▸ Activity
From the listing below, select every line where the word "BINANCE" appears.

----------

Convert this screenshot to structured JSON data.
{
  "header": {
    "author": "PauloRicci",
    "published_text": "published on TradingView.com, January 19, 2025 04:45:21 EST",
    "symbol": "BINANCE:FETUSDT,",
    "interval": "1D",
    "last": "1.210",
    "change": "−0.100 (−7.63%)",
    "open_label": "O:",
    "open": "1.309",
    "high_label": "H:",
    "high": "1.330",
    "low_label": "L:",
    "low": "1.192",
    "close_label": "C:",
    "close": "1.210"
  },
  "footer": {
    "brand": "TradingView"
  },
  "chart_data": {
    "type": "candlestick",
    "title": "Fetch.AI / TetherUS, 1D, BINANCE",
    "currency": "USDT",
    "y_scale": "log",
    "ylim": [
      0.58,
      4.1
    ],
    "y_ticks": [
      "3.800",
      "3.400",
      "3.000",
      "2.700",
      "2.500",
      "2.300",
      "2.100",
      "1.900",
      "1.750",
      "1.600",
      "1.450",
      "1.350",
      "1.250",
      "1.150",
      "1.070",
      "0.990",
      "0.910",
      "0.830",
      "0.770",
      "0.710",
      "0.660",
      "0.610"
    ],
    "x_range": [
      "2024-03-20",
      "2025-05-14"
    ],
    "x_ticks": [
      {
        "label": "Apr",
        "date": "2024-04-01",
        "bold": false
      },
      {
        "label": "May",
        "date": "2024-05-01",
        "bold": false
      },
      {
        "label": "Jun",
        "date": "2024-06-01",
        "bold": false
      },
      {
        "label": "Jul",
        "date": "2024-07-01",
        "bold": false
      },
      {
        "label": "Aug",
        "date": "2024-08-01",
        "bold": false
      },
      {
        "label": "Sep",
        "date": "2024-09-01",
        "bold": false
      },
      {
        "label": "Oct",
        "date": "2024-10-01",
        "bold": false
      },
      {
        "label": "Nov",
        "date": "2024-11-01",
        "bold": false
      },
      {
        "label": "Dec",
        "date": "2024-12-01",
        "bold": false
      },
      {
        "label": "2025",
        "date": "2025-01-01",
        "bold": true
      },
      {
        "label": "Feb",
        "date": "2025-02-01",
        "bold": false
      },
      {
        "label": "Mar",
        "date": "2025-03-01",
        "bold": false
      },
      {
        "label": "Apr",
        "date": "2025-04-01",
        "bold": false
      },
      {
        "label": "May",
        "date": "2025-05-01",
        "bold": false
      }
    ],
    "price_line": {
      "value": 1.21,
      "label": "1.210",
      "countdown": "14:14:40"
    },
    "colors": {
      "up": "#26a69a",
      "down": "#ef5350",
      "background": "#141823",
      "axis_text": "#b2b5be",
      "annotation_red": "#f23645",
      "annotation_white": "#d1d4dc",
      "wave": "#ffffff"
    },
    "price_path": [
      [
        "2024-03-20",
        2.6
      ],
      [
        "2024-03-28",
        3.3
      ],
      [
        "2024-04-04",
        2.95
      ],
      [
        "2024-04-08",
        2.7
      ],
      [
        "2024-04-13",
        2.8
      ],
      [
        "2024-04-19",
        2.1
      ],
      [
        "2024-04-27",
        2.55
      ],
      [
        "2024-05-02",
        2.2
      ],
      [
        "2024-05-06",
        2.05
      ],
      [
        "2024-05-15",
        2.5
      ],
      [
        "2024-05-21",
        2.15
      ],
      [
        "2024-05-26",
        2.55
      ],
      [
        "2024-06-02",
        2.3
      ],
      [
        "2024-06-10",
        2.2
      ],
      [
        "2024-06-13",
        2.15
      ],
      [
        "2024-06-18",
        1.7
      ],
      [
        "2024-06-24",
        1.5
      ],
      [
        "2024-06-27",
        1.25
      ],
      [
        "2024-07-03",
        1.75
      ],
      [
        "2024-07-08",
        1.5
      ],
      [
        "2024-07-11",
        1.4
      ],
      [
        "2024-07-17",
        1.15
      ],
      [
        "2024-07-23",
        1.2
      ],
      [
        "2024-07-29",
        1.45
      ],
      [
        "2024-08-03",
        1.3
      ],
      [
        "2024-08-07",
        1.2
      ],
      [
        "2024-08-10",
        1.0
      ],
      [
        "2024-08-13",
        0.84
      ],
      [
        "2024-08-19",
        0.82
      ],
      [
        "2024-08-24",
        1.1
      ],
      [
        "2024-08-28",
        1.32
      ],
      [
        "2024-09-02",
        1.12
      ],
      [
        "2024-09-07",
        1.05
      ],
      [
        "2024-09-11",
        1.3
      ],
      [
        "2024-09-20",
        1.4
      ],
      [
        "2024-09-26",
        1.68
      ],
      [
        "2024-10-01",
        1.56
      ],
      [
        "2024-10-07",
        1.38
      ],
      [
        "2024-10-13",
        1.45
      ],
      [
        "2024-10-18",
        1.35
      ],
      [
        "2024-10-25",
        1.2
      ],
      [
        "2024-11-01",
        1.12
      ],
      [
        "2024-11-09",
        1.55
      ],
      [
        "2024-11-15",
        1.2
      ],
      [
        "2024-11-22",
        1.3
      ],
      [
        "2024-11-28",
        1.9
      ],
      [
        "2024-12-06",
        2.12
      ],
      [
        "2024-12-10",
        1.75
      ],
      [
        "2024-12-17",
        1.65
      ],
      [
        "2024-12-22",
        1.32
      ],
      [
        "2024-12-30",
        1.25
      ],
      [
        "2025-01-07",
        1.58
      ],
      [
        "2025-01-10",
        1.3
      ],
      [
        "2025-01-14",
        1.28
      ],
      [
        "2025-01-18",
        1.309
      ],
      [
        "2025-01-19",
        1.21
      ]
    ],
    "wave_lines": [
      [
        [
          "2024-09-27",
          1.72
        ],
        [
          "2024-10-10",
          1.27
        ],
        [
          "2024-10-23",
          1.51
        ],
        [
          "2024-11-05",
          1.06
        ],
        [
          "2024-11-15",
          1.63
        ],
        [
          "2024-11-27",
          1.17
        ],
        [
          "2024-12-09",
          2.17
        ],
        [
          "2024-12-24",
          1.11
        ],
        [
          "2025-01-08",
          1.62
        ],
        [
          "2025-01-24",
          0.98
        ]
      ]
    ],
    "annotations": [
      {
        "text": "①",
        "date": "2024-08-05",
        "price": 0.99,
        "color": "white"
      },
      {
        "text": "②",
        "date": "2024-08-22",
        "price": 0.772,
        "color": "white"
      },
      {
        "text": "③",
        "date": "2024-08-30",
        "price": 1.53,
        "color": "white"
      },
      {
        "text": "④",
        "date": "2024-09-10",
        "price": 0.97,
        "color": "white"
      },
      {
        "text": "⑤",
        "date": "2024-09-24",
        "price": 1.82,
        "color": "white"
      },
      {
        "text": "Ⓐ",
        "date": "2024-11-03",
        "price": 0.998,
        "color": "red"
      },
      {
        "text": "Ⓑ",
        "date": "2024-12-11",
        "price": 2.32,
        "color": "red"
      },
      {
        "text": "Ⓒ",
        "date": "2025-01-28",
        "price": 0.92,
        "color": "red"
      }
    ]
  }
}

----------

▸ Solution below
    "symbol": "BINANCE:FETUSDT,",
    "title": "Fetch.AI / TetherUS, 1D, BINANCE",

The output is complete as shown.